Start Up Money Tricks #3: Debt First

March 27, 2008

You can build wealth faster and feel more in control of your business if you don’t give away equity too soon. Too many entrepreneurs fail to use up all their non-equity sources of financing. They move to equity financing too quickly. This inevitably leads to dilution fever [!] with all its side effects (momentum hiccups, eye off the ball blindness, and I’m not in charge anymore headaches).

 

Todays topic is about conventional debt like bank debt, private borrowing, and other loans.

 

Here goes. BEFORE you go for conventional debt you should make sure that you have used up all your non-equity sources of capital first. Any lender will want to know that you have enough skin in the game before they will even consider lending you money.

 

To look good to a lender you must already have:

 

  1. Cashed in some RSPs for equity injections.
  2. Taken out home equity by way of mortgage for equity injections.
  3. Taken money out of savings for equity injections.
  4. Use the proceeds from a trimmed lifestyle (e.g. downsizing fancy vehicles, recreation property, expensive vacations, your salary, etc.) for equity injections.
  5. Completed all the possible grant applications that you can find. Search carefully. There are many good programs out there such as those that sponsor entrepreneurial women, just to cite one example.
  6. Placed all your previous lottery winnings into the company [!].

 

Once you have done the aforementioned penance, you can confidently move to the next step using up non-equity room for business financing:

 

1. Personal Lines of Credit. Most entrepreneurs and their business partners/spouses/close relatives/supporters/supportive friends with average Alberta incomes can obtain a personal bank line of credit in the $10,000 to $25,000 range. Be sure you have the capacity to pay the monthly charge. You can see how readily one can collect $100,000 or even double that.

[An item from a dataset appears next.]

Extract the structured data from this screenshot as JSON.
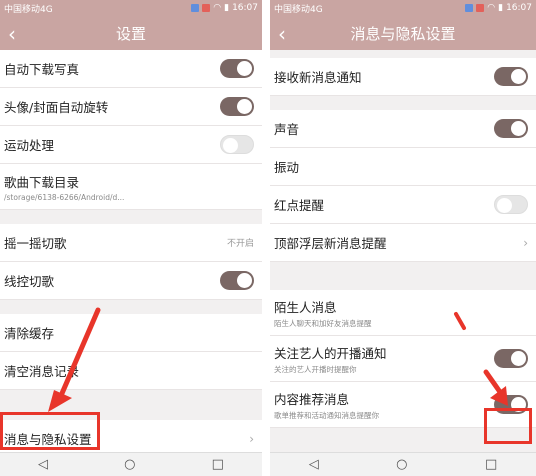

2. Personal Loans. Friends and family will often lend money to their favorite entrepreneur [!]. Though I must give you the usual warnings about getting too involved with families and loans (it can often be a disaster), if you get a bit creative you can make it work. For example, why not make the loans convertible to equity upon some future event, or why not make the loan convertible to product or services (if the product or service is something tangible and valuable to the lender)?

3. Forgiveable Loans. There are numerous programs out there such as the well know community futures programs that may possibly provide loans/grants to specific kinds of businesses (check carefully — there is some flexibility out there).

4. Bank Loans. Banks will be quite rigorous and formulaic with you. They will want to see evidence of sales growth and they will carefull analyze all the conventional bank financial ratios (see your Accounting 101 text book for the basics) and your repayment ability. But shop carefully. Character and personal integrity can still tip you over the line and into the much desired YES message. Go to the smaller banks first. Go to credit unions. Go to insurance company/mortgage banks. Save the big banks for your last round of bank loans. They will be very tough on you and you don’t want to have shopped them first as word sort of gets around (confidentiality rules notwithstanding) that you are out shopping for a loan. Capital loans are often accompied by business lines of credit too, in some combination.

5. Equipment Leases. There are good lenders out there including leasing companies and banks who will be interested in signing a lease with you. This is much easier on cash flow than buying capital equipment outright. Most leasing companies will also lease back equipment you are building or fabricating, provided they area convinced you know what you are doing.

6. Private Lenders. There are numerous companies that will provide loans and convertible debt. Though their conditions and due diligence may seem onerous, it is still possible to find good lenders who will provide you with some kind of a loan or business line of credit. These are usually sourced from your networking skills.

7. Factoring Receivables. There are conventional sources of factoring or receivables loans such as the major banks. But there are also many U.S. base large banks and financial institutions that will factor Canadian receivables using quite modest criteria. Shop carefully and perhaps be pleasantly surprised.

 

In my opinion you CAN find many good options for financing your business BEFORE you start giving away equity. Personally, I love the idea of staying in control and using carefully structured, responsibly planned, DEBT!

 

Henry Kutarna

Alberta Deal Generator